Research project

Astrochemistry & Astrobiology

Gas in the Universe is made up of ions and molecules, which are governed by complex astrochemical processes that operate on a huge range of physical scales throughout the Universe. On the smallest scales, the chemistry of exoplanet atmospheres gives us key insights into the physical conditions on distant worlds, whilst the chemistry of proto-planetary discs influences how these planets form. On intermediate scales, the chemistry of interstellar gas in galaxies determines how the gas cools and collapses to form molecular clouds, thereby regulating the birth of new stars in these stellar nurseries. Chemical processes also play a vital role on large scales, for example by governing how gas in the circum-galactic and inter-galactic medium cools and feeds galaxy formation.

The astrochemistry and astrobiology research at the E.A. Milne Centre explores chemical processes across this full range of physical scales. On the smallest scales, we develop advanced computational techniques to predict vibrational and electronic signatures of molecules adsorbed on dust grains.

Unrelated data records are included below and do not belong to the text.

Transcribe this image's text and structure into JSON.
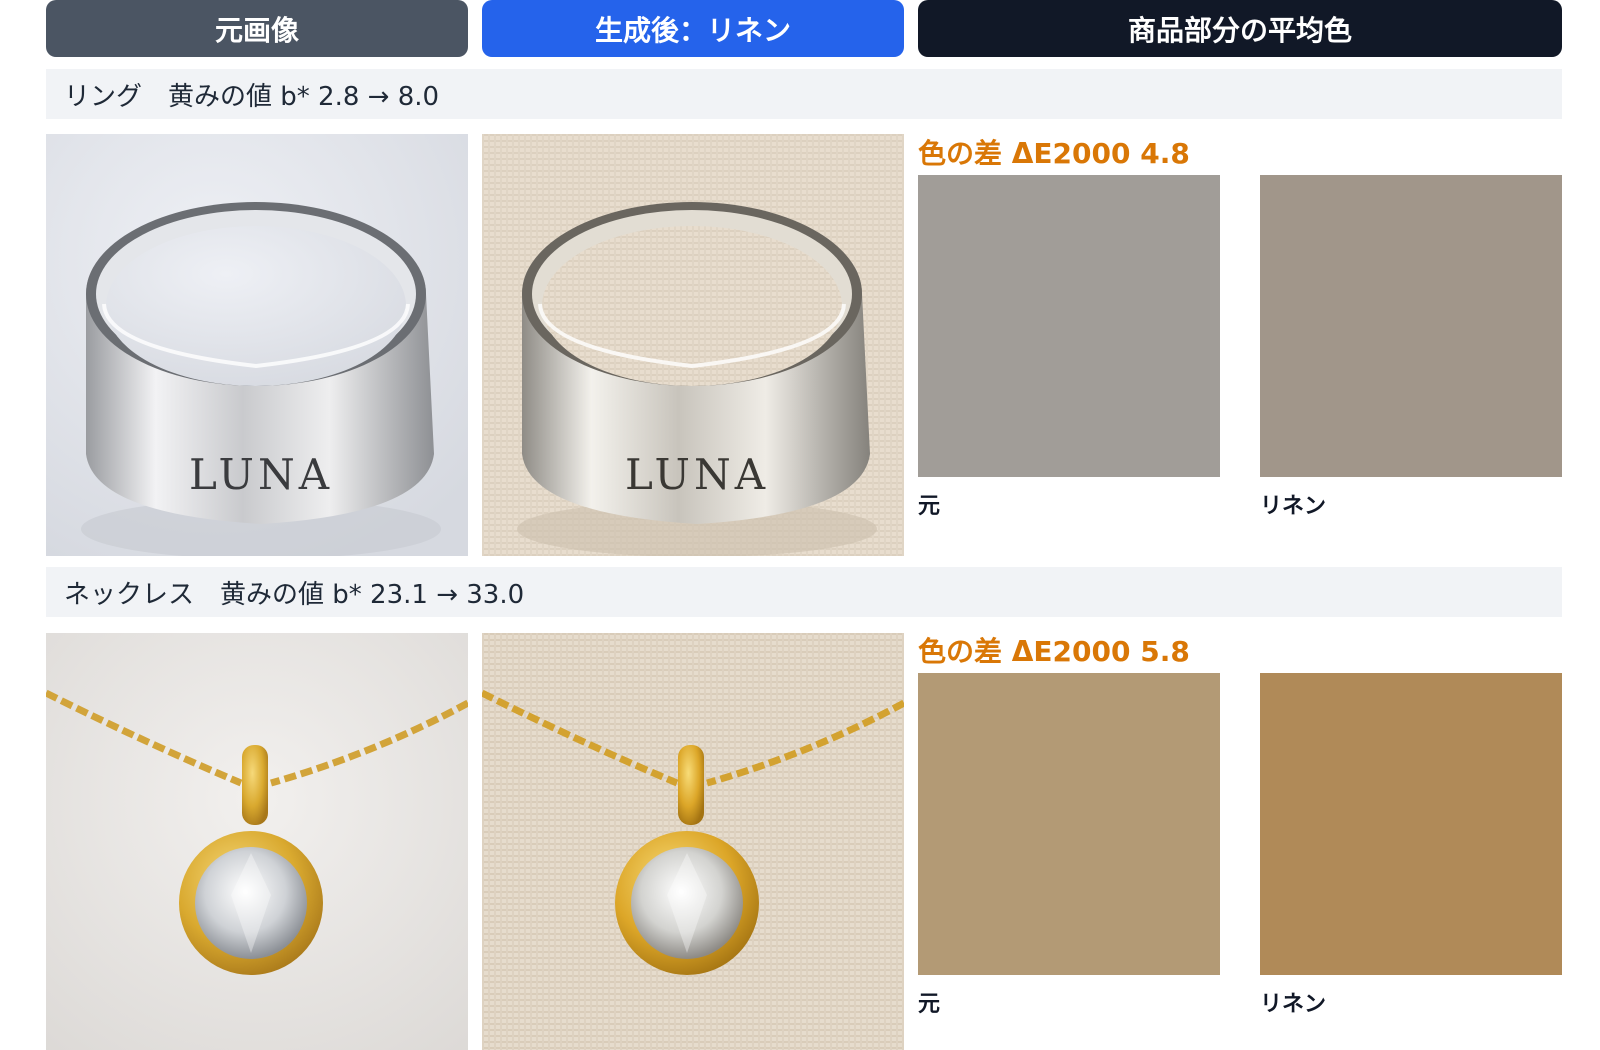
{
  "headers": {
    "original": "元画像",
    "generated": "生成後：リネン",
    "average": "商品部分の平均色"
  },
  "rows": [
    {
      "label": "リング　黄みの値 b* 2.8 → 8.0",
      "delta": "色の差 ΔE2000 4.8",
      "engraving": "LUNA",
      "swatch_original": {
        "caption": "元",
        "color": "#a19d98"
      },
      "swatch_linen": {
        "caption": "リネン",
        "color": "#a1968a"
      }
    },
    {
      "label": "ネックレス　黄みの値 b* 23.1 → 33.0",
      "delta": "色の差 ΔE2000 5.8",
      "swatch_original": {
        "caption": "元",
        "color": "#b39a75"
      },
      "swatch_linen": {
        "caption": "リネン",
        "color": "#b08a58"
      }
    }
  ]
}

Understanding such spectroscopic signatures, we can detect molecular entities in various interstellar ices and explore a lesser-known part of astrophysics at the solid-gas interface. We also actively devise novel approaches for large-scale computation of spectral signatures of the many possible biomarkers on other planets and satellites. This field has implications for planetary formation, origin of carbon reservoirs, exoplanets and origins of life.

On larger scales, we implement complex astrochemical reaction networks into cosmological simulations of galaxy formation to understand the chemical evolution of interstellar gas. These advanced chemical models accurately capture how gas cools in these simulations, which allows us to explore how these processes affect the formation and evolution of galaxies. We also use this chemical modelling to create synthetic observations of the spectroscopic chemical signatures from the interstellar medium, which enables us to compare our simulation predictions directly to observational data.